(Excerpts from an interface dataset)
◇ ◇ ◇ ◇ ◇ ◇ ◇

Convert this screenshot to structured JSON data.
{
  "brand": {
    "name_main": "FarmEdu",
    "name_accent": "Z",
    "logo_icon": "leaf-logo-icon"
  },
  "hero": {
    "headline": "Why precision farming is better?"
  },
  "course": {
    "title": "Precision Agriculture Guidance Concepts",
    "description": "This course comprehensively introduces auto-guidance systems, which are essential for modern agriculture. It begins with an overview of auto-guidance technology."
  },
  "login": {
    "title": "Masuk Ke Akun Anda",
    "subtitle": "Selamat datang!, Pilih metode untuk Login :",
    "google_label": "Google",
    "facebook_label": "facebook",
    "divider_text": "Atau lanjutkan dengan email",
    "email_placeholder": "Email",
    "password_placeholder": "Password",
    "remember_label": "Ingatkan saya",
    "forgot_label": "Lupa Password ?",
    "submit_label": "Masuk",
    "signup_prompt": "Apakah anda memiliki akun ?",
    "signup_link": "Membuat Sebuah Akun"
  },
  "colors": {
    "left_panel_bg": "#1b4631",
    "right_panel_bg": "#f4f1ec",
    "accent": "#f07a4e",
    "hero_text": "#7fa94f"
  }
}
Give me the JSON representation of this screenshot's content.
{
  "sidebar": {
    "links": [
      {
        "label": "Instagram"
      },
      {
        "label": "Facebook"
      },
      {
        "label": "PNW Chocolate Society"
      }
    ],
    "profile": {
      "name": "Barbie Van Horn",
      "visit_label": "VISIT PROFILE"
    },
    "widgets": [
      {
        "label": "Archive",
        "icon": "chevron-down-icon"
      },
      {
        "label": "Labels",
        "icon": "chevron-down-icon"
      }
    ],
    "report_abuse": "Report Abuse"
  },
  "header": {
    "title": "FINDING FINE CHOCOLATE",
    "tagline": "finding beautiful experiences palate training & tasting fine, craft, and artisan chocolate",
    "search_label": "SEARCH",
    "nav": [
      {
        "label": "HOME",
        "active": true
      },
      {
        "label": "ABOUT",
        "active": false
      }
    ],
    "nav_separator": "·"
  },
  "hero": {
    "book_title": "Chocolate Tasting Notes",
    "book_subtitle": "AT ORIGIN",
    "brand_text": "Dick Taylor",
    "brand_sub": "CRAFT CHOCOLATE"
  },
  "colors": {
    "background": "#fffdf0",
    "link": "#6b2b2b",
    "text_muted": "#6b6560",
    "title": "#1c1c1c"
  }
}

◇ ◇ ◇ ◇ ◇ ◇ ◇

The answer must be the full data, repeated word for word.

Convert this screenshot to structured JSON data.
{
  "brand": {
    "name_main": "FarmEdu",
    "name_accent": "Z",
    "logo_icon": "leaf-logo-icon"
  },
  "hero": {
    "headline": "Why precision farming is better?"
  },
  "course": {
    "title": "Precision Agriculture Guidance Concepts",
    "description": "This course comprehensively introduces auto-guidance systems, which are essential for modern agriculture. It begins with an overview of auto-guidance technology."
  },
  "login": {
    "title": "Masuk Ke Akun Anda",
    "subtitle": "Selamat datang!, Pilih metode untuk Login :",
    "google_label": "Google",
    "facebook_label": "facebook",
    "divider_text": "Atau lanjutkan dengan email",
    "email_placeholder": "Email",
    "password_placeholder": "Password",
    "remember_label": "Ingatkan saya",
    "forgot_label": "Lupa Password ?",
    "submit_label": "Masuk",
    "signup_prompt": "Apakah anda memiliki akun ?",
    "signup_link": "Membuat Sebuah Akun"
  },
  "colors": {
    "left_panel_bg": "#1b4631",
    "right_panel_bg": "#f4f1ec",
    "accent": "#f07a4e",
    "hero_text": "#7fa94f"
  }
}
Give me the JSON representation of this screenshot's content.
{
  "sidebar": {
    "links": [
      {
        "label": "Instagram"
      },
      {
        "label": "Facebook"
      },
      {
        "label": "PNW Chocolate Society"
      }
    ],
    "profile": {
      "name": "Barbie Van Horn",
      "visit_label": "VISIT PROFILE"
    },
    "widgets": [
      {
        "label": "Archive",
        "icon": "chevron-down-icon"
      },
      {
        "label": "Labels",
        "icon": "chevron-down-icon"
      }
    ],
    "report_abuse": "Report Abuse"
  },
  "header": {
    "title": "FINDING FINE CHOCOLATE",
    "tagline": "finding beautiful experiences palate training & tasting fine, craft, and artisan chocolate",
    "search_label": "SEARCH",
    "nav": [
      {
        "label": "HOME",
        "active": true
      },
      {
        "label": "ABOUT",
        "active": false
      }
    ],
    "nav_separator": "·"
  },
  "hero": {
    "book_title": "Chocolate Tasting Notes",
    "book_subtitle": "AT ORIGIN",
    "brand_text": "Dick Taylor",
    "brand_sub": "CRAFT CHOCOLATE"
  },
  "colors": {
    "background": "#fffdf0",
    "link": "#6b2b2b",
    "text_muted": "#6b6560",
    "title": "#1c1c1c"
  }
}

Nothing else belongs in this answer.